For these reasons, the SNP may actually have an interest in seeing a Conservative government in power in the Westminster parliament at the time when they plan to run a second referendum, at least provided they can run their independence referendum before a UK Conservative government sought its own referendum on “Brexit”. On the other hand, though, a 2017 Brexit referendum would give the SNP very little time to set up its shadow central bank, work out its fiscal scenarios, negotiate recognition and begin to sound out the IMF.
Even if the SNP can put all of these arrangements in place, they will not and cannot eliminate all currency risk, and should not seek to appear to promise more currency stability than they can realistically offer. Nonetheless, with a sizeable IMF loan for reserves, a Bank of England transitional support commitment, a credible shadow central bank team and scheme of powers, a set of fiscal contingency plans for market volatility, a timetable for EU accession, the SNP leadership would be able to show voters and businesses in Scotland that they have done all that realistically could be put in place before a vote to reduce and to mitigate the currency risk problem which undermined Mr Salmond's offer in 2014.

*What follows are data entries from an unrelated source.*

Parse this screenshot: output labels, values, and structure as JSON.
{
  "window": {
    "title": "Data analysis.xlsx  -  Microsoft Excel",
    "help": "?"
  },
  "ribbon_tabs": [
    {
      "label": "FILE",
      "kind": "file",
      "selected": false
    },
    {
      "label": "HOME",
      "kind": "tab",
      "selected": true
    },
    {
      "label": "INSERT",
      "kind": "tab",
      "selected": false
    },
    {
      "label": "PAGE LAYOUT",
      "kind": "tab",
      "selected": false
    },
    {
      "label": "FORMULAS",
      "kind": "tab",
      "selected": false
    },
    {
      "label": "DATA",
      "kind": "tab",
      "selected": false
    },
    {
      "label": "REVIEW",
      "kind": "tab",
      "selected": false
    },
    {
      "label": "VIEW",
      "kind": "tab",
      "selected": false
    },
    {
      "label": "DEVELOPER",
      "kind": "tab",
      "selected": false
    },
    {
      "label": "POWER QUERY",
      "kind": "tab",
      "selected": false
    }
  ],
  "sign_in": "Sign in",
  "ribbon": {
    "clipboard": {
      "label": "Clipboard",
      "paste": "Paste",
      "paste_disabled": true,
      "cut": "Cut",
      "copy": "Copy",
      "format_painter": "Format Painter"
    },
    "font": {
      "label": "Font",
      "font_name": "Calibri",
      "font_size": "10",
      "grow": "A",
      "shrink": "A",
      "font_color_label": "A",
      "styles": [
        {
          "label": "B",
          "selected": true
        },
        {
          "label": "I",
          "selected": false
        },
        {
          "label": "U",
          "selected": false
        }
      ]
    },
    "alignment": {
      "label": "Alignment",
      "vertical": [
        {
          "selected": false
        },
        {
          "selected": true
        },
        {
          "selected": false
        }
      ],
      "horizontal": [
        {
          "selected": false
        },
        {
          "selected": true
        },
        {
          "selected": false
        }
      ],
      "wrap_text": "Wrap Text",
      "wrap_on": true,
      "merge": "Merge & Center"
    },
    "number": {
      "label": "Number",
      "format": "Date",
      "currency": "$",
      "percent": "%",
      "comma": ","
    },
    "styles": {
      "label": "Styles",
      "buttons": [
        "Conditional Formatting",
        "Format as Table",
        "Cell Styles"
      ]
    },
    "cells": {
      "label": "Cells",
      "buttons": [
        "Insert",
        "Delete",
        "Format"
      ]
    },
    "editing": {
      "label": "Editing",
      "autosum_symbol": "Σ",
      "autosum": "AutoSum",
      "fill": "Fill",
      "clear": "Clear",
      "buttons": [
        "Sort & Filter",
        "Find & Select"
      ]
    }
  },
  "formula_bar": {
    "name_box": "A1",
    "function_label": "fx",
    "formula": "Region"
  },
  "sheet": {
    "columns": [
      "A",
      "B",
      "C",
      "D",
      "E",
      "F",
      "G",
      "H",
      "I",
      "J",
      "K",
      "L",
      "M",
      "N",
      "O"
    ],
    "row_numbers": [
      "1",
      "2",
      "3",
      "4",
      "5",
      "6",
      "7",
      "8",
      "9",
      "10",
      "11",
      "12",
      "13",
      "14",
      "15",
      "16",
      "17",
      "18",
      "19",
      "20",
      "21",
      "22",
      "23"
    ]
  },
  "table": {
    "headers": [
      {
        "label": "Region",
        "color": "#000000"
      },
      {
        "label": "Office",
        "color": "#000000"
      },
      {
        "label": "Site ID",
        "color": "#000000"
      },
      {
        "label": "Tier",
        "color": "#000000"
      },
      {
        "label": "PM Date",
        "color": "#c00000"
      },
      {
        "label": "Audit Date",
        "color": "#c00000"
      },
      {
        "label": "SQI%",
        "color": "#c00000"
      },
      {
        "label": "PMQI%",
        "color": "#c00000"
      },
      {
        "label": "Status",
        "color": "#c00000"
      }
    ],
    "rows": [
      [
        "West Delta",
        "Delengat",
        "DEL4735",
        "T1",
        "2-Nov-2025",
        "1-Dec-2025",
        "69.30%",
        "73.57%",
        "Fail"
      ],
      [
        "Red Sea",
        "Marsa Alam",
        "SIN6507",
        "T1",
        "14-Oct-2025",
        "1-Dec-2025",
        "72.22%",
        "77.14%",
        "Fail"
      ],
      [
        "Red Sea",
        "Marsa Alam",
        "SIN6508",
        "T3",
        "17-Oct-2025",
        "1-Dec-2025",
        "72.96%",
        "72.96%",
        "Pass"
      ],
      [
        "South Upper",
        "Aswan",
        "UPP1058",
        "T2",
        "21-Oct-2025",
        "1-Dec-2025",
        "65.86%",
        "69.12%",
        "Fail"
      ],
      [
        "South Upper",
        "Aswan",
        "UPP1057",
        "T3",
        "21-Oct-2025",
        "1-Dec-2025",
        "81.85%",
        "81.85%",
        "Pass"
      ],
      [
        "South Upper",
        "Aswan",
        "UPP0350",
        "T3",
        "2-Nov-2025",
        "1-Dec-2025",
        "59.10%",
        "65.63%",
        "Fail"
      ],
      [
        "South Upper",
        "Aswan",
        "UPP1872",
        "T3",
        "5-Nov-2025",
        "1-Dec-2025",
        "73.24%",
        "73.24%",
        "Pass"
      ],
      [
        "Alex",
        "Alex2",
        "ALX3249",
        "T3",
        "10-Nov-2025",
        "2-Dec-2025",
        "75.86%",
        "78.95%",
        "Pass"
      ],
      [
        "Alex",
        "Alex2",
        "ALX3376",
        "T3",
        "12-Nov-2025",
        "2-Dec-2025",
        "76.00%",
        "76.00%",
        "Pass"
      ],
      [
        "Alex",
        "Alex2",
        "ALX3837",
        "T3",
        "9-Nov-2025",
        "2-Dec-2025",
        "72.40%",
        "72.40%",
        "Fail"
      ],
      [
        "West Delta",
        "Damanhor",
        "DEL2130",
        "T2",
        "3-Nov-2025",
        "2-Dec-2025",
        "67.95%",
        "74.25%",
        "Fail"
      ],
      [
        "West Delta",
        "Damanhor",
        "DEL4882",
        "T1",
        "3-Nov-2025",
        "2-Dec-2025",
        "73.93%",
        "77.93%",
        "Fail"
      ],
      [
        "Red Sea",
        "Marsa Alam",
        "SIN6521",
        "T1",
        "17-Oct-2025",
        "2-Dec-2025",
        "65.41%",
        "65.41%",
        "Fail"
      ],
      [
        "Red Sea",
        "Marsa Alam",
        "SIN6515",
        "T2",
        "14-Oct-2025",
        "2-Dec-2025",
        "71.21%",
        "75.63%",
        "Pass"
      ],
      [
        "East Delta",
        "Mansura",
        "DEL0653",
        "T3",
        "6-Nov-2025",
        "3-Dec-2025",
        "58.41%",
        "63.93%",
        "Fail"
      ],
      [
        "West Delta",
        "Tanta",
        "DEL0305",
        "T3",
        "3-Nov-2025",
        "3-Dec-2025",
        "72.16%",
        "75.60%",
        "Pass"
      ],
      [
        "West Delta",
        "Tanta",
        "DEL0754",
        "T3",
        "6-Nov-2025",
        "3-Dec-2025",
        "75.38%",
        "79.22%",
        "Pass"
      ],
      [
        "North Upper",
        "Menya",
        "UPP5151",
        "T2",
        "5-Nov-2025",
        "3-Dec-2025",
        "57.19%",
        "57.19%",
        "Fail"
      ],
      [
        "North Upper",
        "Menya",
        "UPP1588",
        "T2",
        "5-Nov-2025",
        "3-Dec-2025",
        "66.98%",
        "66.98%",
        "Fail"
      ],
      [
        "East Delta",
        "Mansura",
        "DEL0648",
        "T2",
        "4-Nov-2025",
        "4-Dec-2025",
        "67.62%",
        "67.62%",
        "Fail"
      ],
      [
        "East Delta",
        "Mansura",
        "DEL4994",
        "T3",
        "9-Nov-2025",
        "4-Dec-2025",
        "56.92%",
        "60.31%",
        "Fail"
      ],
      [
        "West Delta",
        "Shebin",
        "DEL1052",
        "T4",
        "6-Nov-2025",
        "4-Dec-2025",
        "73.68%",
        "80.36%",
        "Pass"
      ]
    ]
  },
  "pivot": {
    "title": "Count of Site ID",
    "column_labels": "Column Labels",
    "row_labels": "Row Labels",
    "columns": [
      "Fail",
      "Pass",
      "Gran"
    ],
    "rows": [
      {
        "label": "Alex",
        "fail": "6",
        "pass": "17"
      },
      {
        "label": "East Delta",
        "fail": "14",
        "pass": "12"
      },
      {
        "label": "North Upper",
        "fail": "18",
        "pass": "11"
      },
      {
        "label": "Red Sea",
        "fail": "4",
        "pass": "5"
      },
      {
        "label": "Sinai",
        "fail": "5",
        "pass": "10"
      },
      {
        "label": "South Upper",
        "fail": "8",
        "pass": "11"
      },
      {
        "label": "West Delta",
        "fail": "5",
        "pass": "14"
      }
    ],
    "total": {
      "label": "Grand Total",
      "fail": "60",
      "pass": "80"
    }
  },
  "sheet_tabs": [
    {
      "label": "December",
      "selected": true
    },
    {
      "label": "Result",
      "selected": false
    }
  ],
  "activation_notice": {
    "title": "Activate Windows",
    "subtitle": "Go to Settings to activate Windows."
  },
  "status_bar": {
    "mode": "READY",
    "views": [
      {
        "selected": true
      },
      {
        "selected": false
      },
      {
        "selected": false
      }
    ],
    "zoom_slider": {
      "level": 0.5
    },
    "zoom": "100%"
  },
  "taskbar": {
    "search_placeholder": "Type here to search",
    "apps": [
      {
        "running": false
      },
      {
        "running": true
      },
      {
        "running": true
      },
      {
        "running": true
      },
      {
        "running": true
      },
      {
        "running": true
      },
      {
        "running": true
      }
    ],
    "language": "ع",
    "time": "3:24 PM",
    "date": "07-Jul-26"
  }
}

So my expectation is that the SNP will probably use the next few months to build among Scottish voters a climate of disappointment and sense of being reneged upon by Westminster, while privately cultivating better links with the increasingly vocal anti-unionist Conservatives in London. I expect that they will begin some quiet, behind the scenes diplomatic work to sound out leading economists, key figures in the IMF and the newly appointed European Commission. And finally, they will do anything they can to stir disunion among the Westminster parties about the terms of any reform of voting in the House of Commons on laws applying only to England.